Stephen Wunker says most companies are innovating the wrong way. They’re making what their customers say they want. Instead they should be asking “why” their customers want those things and making a product the customer didn’t even know the needed. Today on Edgewise Stephen joins us to give examples of companies doing it right and to talk more about his book Jobs to Be Done, published by AMACOM.
Freeing your mind to unknown possibilities.October 3, 2014 / Podcast # 14-20
In The Road to Reinvention: How to Drive Disruption and Accelerate Transformation, author Josh Linkner discusses re-inventing, creating something anew, and imagining what â€œcan-beâ€ instead of â€œwhat-isâ€. Linkner suggests several strategies for re-invention, but one of the most important is the habit of pushing the envelope and having an ongoing re-invention approach, where companies are constantly changing all aspects of their business. To be successful, Linkner states that everyone must be able to re-invent, innovate, and adapt, and this is for employees working on all levels of the business.
Josh Linkner is an entrepreneur, keynote speaker, and author. He is the founder of ePrize which markets small businesses. Linkner has been a CEO and Managing Partner of Detroit Venture Partners since 2010. The Road to Reinvention is his third book. In addition, Linkner writes for He is a regular writer for Fast Company, Inc. Magazine, and Forbes.
How even the biggest companies have to keep evolving.October 18, 2013 / Podcast # 13-21
Nolan Key Bushnell, founder of Atari, and the Chuck E. Cheese’s Pizza-Time Theaters, reveals some the main ideas in his new book Finding the Next Steve Jobs. Nolan warns that innovation stagnation affects all business, not just traditionally “creative” companies but even tech giants like Nokia. Once it ruled over 70% of the phone industry but had its market taken away by Blackberry when Nokia failed to come out with a competitor. One of the biggest concerns is that innovation breaks some of the traditional rules that business hold dear. Nolan talks about how business need to let go of some of the control that it once held and give it back to the workers to truly unleash innovation.
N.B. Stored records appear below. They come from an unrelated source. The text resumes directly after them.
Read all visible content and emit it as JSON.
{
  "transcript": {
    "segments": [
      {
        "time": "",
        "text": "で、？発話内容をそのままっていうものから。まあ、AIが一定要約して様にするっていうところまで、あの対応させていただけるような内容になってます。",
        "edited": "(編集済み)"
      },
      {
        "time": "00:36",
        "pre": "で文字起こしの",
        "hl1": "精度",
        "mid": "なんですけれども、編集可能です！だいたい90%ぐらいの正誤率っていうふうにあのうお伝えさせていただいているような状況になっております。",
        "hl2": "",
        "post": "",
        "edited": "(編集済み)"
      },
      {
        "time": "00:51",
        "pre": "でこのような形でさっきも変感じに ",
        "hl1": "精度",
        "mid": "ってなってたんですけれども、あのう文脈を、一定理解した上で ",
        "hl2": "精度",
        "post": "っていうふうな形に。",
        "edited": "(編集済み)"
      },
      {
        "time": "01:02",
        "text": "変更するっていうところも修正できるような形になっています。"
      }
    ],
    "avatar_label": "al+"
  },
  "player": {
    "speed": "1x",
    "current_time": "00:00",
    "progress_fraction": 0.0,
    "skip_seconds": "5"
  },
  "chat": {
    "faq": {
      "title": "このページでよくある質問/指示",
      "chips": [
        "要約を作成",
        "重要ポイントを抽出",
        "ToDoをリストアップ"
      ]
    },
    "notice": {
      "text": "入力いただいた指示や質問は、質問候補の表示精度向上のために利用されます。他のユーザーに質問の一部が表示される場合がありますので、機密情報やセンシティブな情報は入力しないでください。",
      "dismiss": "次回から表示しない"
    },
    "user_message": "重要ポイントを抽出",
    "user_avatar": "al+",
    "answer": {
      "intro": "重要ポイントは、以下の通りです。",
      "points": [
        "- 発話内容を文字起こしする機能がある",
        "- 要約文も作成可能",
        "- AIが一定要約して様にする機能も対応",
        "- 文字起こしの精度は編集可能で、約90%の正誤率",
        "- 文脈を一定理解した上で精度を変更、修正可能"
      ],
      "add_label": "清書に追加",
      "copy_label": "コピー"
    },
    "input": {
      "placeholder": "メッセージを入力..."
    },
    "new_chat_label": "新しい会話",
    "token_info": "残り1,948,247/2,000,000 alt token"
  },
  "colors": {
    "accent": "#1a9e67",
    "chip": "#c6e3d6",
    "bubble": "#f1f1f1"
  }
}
Lately, American business has stagnated, resorting to short sighted strategies and opting to take inexpensive or safer quick fixes rather than analyzing and fixing the root of a problem. Robert Atkinson thinks US could to learn from their global neighbors such as France, Germany, Finland, and Korea and study how their focus on innovation has made them leaders in the business world. American business can turn this trend around by following Atkinson’s 3 main factors that facilitate a healthy successful environment for innovation to get America back on to the list of top innovators.